I am affected by the school closures. Where do I stand?
Advice for those with caring responsibilities who are affected by a school closure can be found on the link below.
What can I do?
It is clear that the current crisis is a result of years of government underfunding in education. UNISON continues to campaign for an increase in funding for schools, and you can help by emailing your local MP to raise awareness and bring this topic to the forefront of the Government’s agenda.
Please take part in our short survey to help us support members who work in schools found to be unsafe, and to campaign for urgent action to address this crisis.
As the situation unfolds we hope to add further guidance and information for members and branches on how the issue affects members in England, Wales, Scotland and Northern Ireland.
In the meantime, we have developed a set of questions for members to ask your school leadership to seek assurances about the safety of your workplace:
1. Do we have and Reinforced Autoclaved Aerated Concrete (RAAC) in any of our school buildings and have we told the Department for Education (DfE)?
2. If there is RAAC in our school buildings, can you tell me where this is, how this is being safely managed and how I should report any concerns?
3. Did our school respond to the DfE asbestos survey and do we have any in our buildings?
4. If there is asbestos in our school buildings, can you tell me where this is, how this is being safely managed, what plans you have to remove it, and how I should report any concerns?
5. Are there any other building or safety issues that we need to know about?
If you have any concerns about responses to these questions, please contact your local UNISON Health and Safety representative or branch.
If you don’t have a local Health and Safety representative, you could be just the person to take on the role. Find out more below.
What are UNISON doing?
We have called for the publication of all schools with ‘suspected’ RAAC who are awaiting DfE surveys. You can read our recent letters to the government here and here.

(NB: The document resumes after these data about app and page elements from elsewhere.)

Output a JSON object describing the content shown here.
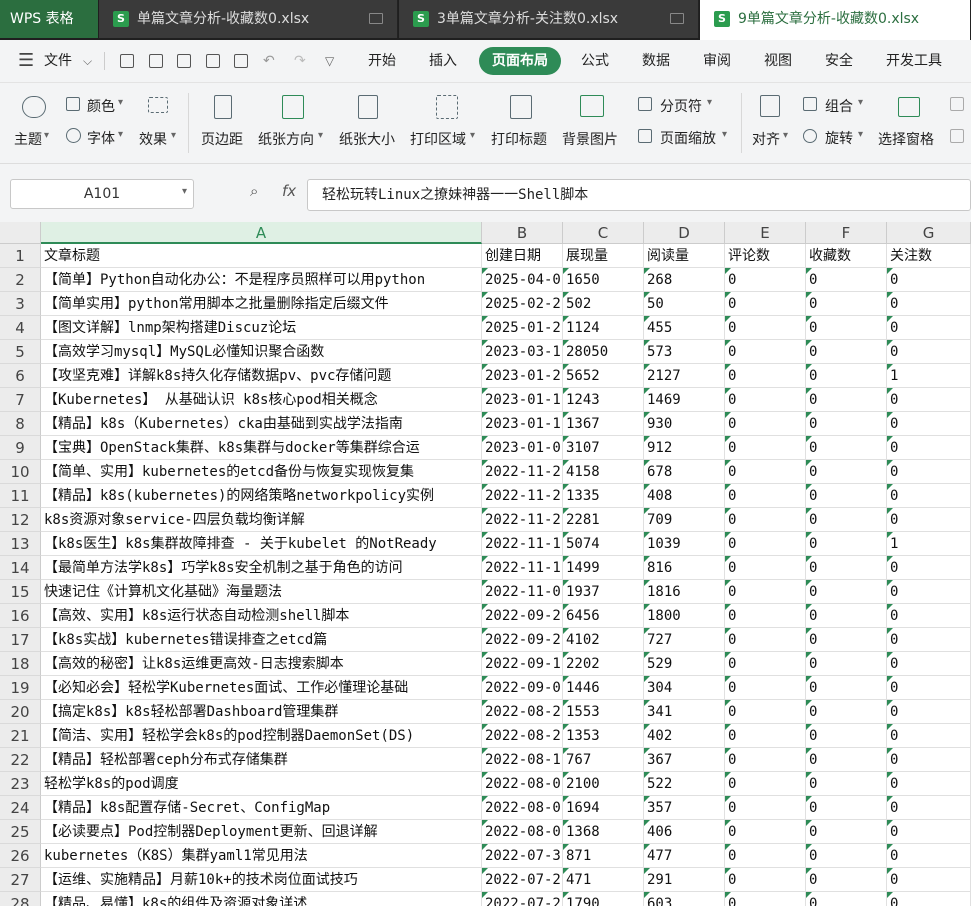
{
  "app": {
    "name": "WPS 表格"
  },
  "tabs": [
    {
      "label": "单篇文章分析-收藏数0.xlsx",
      "active": false
    },
    {
      "label": "3单篇文章分析-关注数0.xlsx",
      "active": false
    },
    {
      "label": "9单篇文章分析-收藏数0.xlsx",
      "active": true
    }
  ],
  "menu": {
    "file": "文件",
    "items": [
      "开始",
      "插入",
      "页面布局",
      "公式",
      "数据",
      "审阅",
      "视图",
      "安全",
      "开发工具"
    ],
    "active": "页面布局"
  },
  "ribbon": {
    "theme": "主题",
    "color": "颜色",
    "font": "字体",
    "effect": "效果",
    "margin": "页边距",
    "orientation": "纸张方向",
    "size": "纸张大小",
    "print_area": "打印区域",
    "print_titles": "打印标题",
    "background": "背景图片",
    "page_break": "分页符",
    "page_scale": "页面缩放",
    "align": "对齐",
    "group": "组合",
    "rotate": "旋转",
    "selection_pane": "选择窗格"
  },
  "formula_bar": {
    "name_box": "A101",
    "fx": "fx",
    "content": "轻松玩转Linux之撩妹神器一一Shell脚本"
  },
  "columns": [
    "A",
    "B",
    "C",
    "D",
    "E",
    "F",
    "G"
  ],
  "rows": [
    {
      "n": "1",
      "a": "文章标题",
      "b": "创建日期",
      "c": "展现量",
      "d": "阅读量",
      "e": "评论数",
      "f": "收藏数",
      "g": "关注数"
    },
    {
      "n": "2",
      "a": "【简单】Python自动化办公：不是程序员照样可以用python",
      "b": "2025-04-0",
      "c": "1650",
      "d": "268",
      "e": "0",
      "f": "0",
      "g": "0"
    },
    {
      "n": "3",
      "a": "【简单实用】python常用脚本之批量删除指定后缀文件",
      "b": "2025-02-2",
      "c": "502",
      "d": "50",
      "e": "0",
      "f": "0",
      "g": "0"
    },
    {
      "n": "4",
      "a": "【图文详解】lnmp架构搭建Discuz论坛",
      "b": "2025-01-2",
      "c": "1124",
      "d": "455",
      "e": "0",
      "f": "0",
      "g": "0"
    },
    {
      "n": "5",
      "a": "【高效学习mysql】MySQL必懂知识聚合函数",
      "b": "2023-03-1",
      "c": "28050",
      "d": "573",
      "e": "0",
      "f": "0",
      "g": "0"
    },
    {
      "n": "6",
      "a": "【攻坚克难】详解k8s持久化存储数据pv、pvc存储问题",
      "b": "2023-01-2",
      "c": "5652",
      "d": "2127",
      "e": "0",
      "f": "0",
      "g": "1"
    },
    {
      "n": "7",
      "a": "【Kubernetes】 从基础认识 k8s核心pod相关概念",
      "b": "2023-01-1",
      "c": "1243",
      "d": "1469",
      "e": "0",
      "f": "0",
      "g": "0"
    },
    {
      "n": "8",
      "a": "【精品】k8s（Kubernetes）cka由基础到实战学法指南",
      "b": "2023-01-1",
      "c": "1367",
      "d": "930",
      "e": "0",
      "f": "0",
      "g": "0"
    },
    {
      "n": "9",
      "a": "【宝典】OpenStack集群、k8s集群与docker等集群综合运",
      "b": "2023-01-0",
      "c": "3107",
      "d": "912",
      "e": "0",
      "f": "0",
      "g": "0"
    },
    {
      "n": "10",
      "a": "【简单、实用】kubernetes的etcd备份与恢复实现恢复集",
      "b": "2022-11-2",
      "c": "4158",
      "d": "678",
      "e": "0",
      "f": "0",
      "g": "0"
    },
    {
      "n": "11",
      "a": "【精品】k8s(kubernetes)的网络策略networkpolicy实例",
      "b": "2022-11-2",
      "c": "1335",
      "d": "408",
      "e": "0",
      "f": "0",
      "g": "0"
    },
    {
      "n": "12",
      "a": "k8s资源对象service-四层负载均衡详解",
      "b": "2022-11-2",
      "c": "2281",
      "d": "709",
      "e": "0",
      "f": "0",
      "g": "0"
    },
    {
      "n": "13",
      "a": "【k8s医生】k8s集群故障排查 - 关于kubelet 的NotReady",
      "b": "2022-11-1",
      "c": "5074",
      "d": "1039",
      "e": "0",
      "f": "0",
      "g": "1"
    },
    {
      "n": "14",
      "a": "【最简单方法学k8s】巧学k8s安全机制之基于角色的访问",
      "b": "2022-11-1",
      "c": "1499",
      "d": "816",
      "e": "0",
      "f": "0",
      "g": "0"
    },
    {
      "n": "15",
      "a": "快速记住《计算机文化基础》海量题法",
      "b": "2022-11-0",
      "c": "1937",
      "d": "1816",
      "e": "0",
      "f": "0",
      "g": "0"
    },
    {
      "n": "16",
      "a": "【高效、实用】k8s运行状态自动检测shell脚本",
      "b": "2022-09-2",
      "c": "6456",
      "d": "1800",
      "e": "0",
      "f": "0",
      "g": "0"
    },
    {
      "n": "17",
      "a": "【k8s实战】kubernetes错误排查之etcd篇",
      "b": "2022-09-2",
      "c": "4102",
      "d": "727",
      "e": "0",
      "f": "0",
      "g": "0"
    },
    {
      "n": "18",
      "a": "【高效的秘密】让k8s运维更高效-日志搜索脚本",
      "b": "2022-09-1",
      "c": "2202",
      "d": "529",
      "e": "0",
      "f": "0",
      "g": "0"
    },
    {
      "n": "19",
      "a": "【必知必会】轻松学Kubernetes面试、工作必懂理论基础",
      "b": "2022-09-0",
      "c": "1446",
      "d": "304",
      "e": "0",
      "f": "0",
      "g": "0"
    },
    {
      "n": "20",
      "a": "【搞定k8s】k8s轻松部署Dashboard管理集群",
      "b": "2022-08-2",
      "c": "1553",
      "d": "341",
      "e": "0",
      "f": "0",
      "g": "0"
    },
    {
      "n": "21",
      "a": "【简洁、实用】轻松学会k8s的pod控制器DaemonSet(DS)",
      "b": "2022-08-2",
      "c": "1353",
      "d": "402",
      "e": "0",
      "f": "0",
      "g": "0"
    },
    {
      "n": "22",
      "a": "【精品】轻松部署ceph分布式存储集群",
      "b": "2022-08-1",
      "c": "767",
      "d": "367",
      "e": "0",
      "f": "0",
      "g": "0"
    },
    {
      "n": "23",
      "a": "轻松学k8s的pod调度",
      "b": "2022-08-0",
      "c": "2100",
      "d": "522",
      "e": "0",
      "f": "0",
      "g": "0"
    },
    {
      "n": "24",
      "a": "【精品】k8s配置存储-Secret、ConfigMap",
      "b": "2022-08-0",
      "c": "1694",
      "d": "357",
      "e": "0",
      "f": "0",
      "g": "0"
    },
    {
      "n": "25",
      "a": "【必读要点】Pod控制器Deployment更新、回退详解",
      "b": "2022-08-0",
      "c": "1368",
      "d": "406",
      "e": "0",
      "f": "0",
      "g": "0"
    },
    {
      "n": "26",
      "a": "kubernetes（K8S）集群yaml1常见用法",
      "b": "2022-07-3",
      "c": "871",
      "d": "477",
      "e": "0",
      "f": "0",
      "g": "0"
    },
    {
      "n": "27",
      "a": "【运维、实施精品】月薪10k+的技术岗位面试技巧",
      "b": "2022-07-2",
      "c": "471",
      "d": "291",
      "e": "0",
      "f": "0",
      "g": "0"
    },
    {
      "n": "28",
      "a": "【精品、易懂】k8s的组件及资源对象详述",
      "b": "2022-07-2",
      "c": "1790",
      "d": "603",
      "e": "0",
      "f": "0",
      "g": "0"
    }
  ]
}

We have also produced a health and safety checklist for branches to send to local schools. This has been sent to branches and is also available to download from UNISON’s Organising Space.
We also continue our campaign for an immediate increase in funding to deal with the unfolding crisis in building safety.
Time off for dependants
How much time can you take off to deal with emergencies involving your dependants?
The law states that the amount of time granted to an employee must be ‘reasonable’.
Your employer should have a written policy regarding leave or it may be specified in your employment contract.
If you think that your employer has unreasonably refused to permit you to take time off you have the right to make a complaint to an employment tribunal.
This must be done within three months less one day of the incident.
How often can you take time off for dependants?
There is no limit to the number of times you can take time off for dependants.
However, your employer may take into account previous periods of time off for dependants when considering whether or not your most recent request is reasonable and therefore whether or not to grant it.
Whether or not the amount of time that you took off or sought to take off was reasonable will also be relevant if you claim to have suffered from detrimental treatment/dismissal as a result of taking or requesting time off for dependants.
Is time taken off for dependants paid or unpaid?
There is no law requiring employers to pay an employee for the time they take off to deal with emergencies.
However, many employers do pay for a certain number of days off for dependants per year.
Ask your branch if there is a local or national agreement entitling you to paid time off for dependants.
Who is considered a dependant?
According to the law your dependants include your parents, spouse / civil partner and children, as well as relatives, friends or unrelated children who live in your home as family.
Other people who reasonably depend on your help in case of an emergency are also dependants.